*** DATASET EXTRACT Section Begins ***
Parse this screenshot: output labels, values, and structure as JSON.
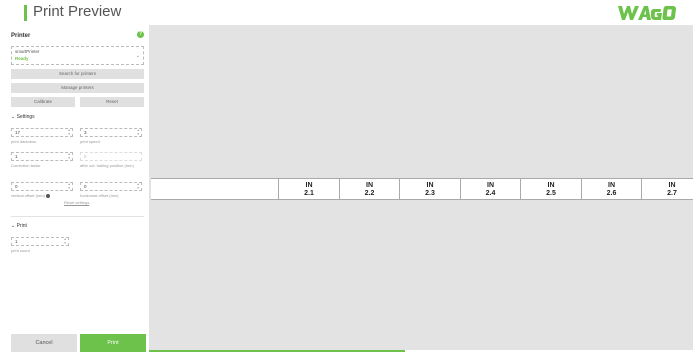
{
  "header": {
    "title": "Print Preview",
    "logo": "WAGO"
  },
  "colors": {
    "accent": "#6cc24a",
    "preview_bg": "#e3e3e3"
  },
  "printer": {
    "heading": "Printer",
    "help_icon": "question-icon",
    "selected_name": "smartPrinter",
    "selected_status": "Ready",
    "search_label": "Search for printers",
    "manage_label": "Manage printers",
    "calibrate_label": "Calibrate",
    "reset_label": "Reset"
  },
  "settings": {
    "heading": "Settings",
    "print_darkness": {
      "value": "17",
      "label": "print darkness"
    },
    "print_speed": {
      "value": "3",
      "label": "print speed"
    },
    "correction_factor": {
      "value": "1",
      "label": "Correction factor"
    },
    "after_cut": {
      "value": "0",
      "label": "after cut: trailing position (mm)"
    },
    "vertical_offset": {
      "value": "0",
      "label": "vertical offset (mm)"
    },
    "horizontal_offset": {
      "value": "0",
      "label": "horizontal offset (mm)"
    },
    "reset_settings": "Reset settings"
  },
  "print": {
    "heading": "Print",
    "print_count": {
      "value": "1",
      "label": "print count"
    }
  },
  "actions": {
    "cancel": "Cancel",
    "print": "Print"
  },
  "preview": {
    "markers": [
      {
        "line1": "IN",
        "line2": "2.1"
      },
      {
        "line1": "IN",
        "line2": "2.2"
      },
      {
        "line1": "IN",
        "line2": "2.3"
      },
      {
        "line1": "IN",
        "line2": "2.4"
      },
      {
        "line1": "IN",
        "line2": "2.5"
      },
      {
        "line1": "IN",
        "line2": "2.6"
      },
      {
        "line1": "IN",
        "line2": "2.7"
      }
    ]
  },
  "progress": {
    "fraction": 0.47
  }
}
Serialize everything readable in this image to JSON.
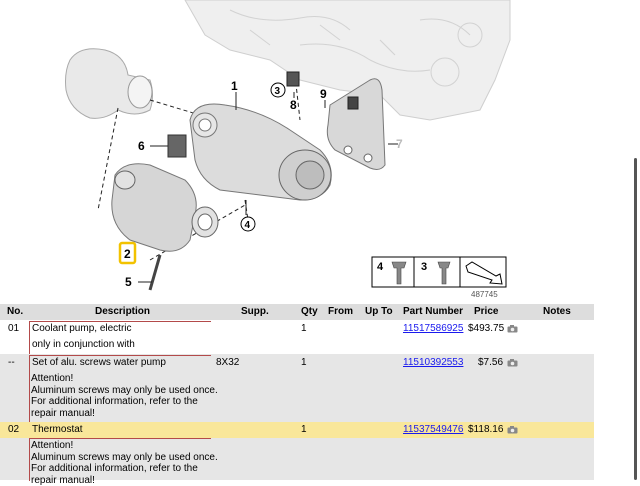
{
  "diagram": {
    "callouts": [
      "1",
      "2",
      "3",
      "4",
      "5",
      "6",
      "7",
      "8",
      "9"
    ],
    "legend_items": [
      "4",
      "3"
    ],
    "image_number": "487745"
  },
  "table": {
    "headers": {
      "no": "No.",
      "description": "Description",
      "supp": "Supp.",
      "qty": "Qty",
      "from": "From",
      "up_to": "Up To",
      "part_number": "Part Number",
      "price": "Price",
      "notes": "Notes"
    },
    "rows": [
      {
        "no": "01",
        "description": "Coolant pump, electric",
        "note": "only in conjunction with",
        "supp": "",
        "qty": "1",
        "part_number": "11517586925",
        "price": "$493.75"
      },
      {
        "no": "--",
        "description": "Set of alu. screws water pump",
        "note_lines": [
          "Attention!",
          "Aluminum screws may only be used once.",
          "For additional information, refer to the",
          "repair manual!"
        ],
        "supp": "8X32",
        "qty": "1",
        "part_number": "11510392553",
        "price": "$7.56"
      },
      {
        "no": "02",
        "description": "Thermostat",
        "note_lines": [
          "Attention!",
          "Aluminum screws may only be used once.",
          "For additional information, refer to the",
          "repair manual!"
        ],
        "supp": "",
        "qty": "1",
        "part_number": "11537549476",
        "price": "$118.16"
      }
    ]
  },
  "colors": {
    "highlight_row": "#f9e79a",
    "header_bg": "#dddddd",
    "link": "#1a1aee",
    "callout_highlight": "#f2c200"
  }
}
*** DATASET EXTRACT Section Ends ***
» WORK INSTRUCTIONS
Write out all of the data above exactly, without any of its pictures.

» WRITTEN RESPONSE
Parse this screenshot: output labels, values, and structure as JSON.
{
  "header": {
    "title": "Print Preview",
    "logo": "WAGO"
  },
  "colors": {
    "accent": "#6cc24a",
    "preview_bg": "#e3e3e3"
  },
  "printer": {
    "heading": "Printer",
    "help_icon": "question-icon",
    "selected_name": "smartPrinter",
    "selected_status": "Ready",
    "search_label": "Search for printers",
    "manage_label": "Manage printers",
    "calibrate_label": "Calibrate",
    "reset_label": "Reset"
  },
  "settings": {
    "heading": "Settings",
    "print_darkness": {
      "value": "17",
      "label": "print darkness"
    },
    "print_speed": {
      "value": "3",
      "label": "print speed"
    },
    "correction_factor": {
      "value": "1",
      "label": "Correction factor"
    },
    "after_cut": {
      "value": "0",
      "label": "after cut: trailing position (mm)"
    },
    "vertical_offset": {
      "value": "0",
      "label": "vertical offset (mm)"
    },
    "horizontal_offset": {
      "value": "0",
      "label": "horizontal offset (mm)"
    },
    "reset_settings": "Reset settings"
  },
  "print": {
    "heading": "Print",
    "print_count": {
      "value": "1",
      "label": "print count"
    }
  },
  "actions": {
    "cancel": "Cancel",
    "print": "Print"
  },
  "preview": {
    "markers": [
      {
        "line1": "IN",
        "line2": "2.1"
      },
      {
        "line1": "IN",
        "line2": "2.2"
      },
      {
        "line1": "IN",
        "line2": "2.3"
      },
      {
        "line1": "IN",
        "line2": "2.4"
      },
      {
        "line1": "IN",
        "line2": "2.5"
      },
      {
        "line1": "IN",
        "line2": "2.6"
      },
      {
        "line1": "IN",
        "line2": "2.7"
      }
    ]
  },
  "progress": {
    "fraction": 0.47
  }
}
Serialize everything readable in this image to JSON.
{
  "diagram": {
    "callouts": [
      "1",
      "2",
      "3",
      "4",
      "5",
      "6",
      "7",
      "8",
      "9"
    ],
    "legend_items": [
      "4",
      "3"
    ],
    "image_number": "487745"
  },
  "table": {
    "headers": {
      "no": "No.",
      "description": "Description",
      "supp": "Supp.",
      "qty": "Qty",
      "from": "From",
      "up_to": "Up To",
      "part_number": "Part Number",
      "price": "Price",
      "notes": "Notes"
    },
    "rows": [
      {
        "no": "01",
        "description": "Coolant pump, electric",
        "note": "only in conjunction with",
        "supp": "",
        "qty": "1",
        "part_number": "11517586925",
        "price": "$493.75"
      },
      {
        "no": "--",
        "description": "Set of alu. screws water pump",
        "note_lines": [
          "Attention!",
          "Aluminum screws may only be used once.",
          "For additional information, refer to the",
          "repair manual!"
        ],
        "supp": "8X32",
        "qty": "1",
        "part_number": "11510392553",
        "price": "$7.56"
      },
      {
        "no": "02",
        "description": "Thermostat",
        "note_lines": [
          "Attention!",
          "Aluminum screws may only be used once.",
          "For additional information, refer to the",
          "repair manual!"
        ],
        "supp": "",
        "qty": "1",
        "part_number": "11537549476",
        "price": "$118.16"
      }
    ]
  },
  "colors": {
    "highlight_row": "#f9e79a",
    "header_bg": "#dddddd",
    "link": "#1a1aee",
    "callout_highlight": "#f2c200"
  }
}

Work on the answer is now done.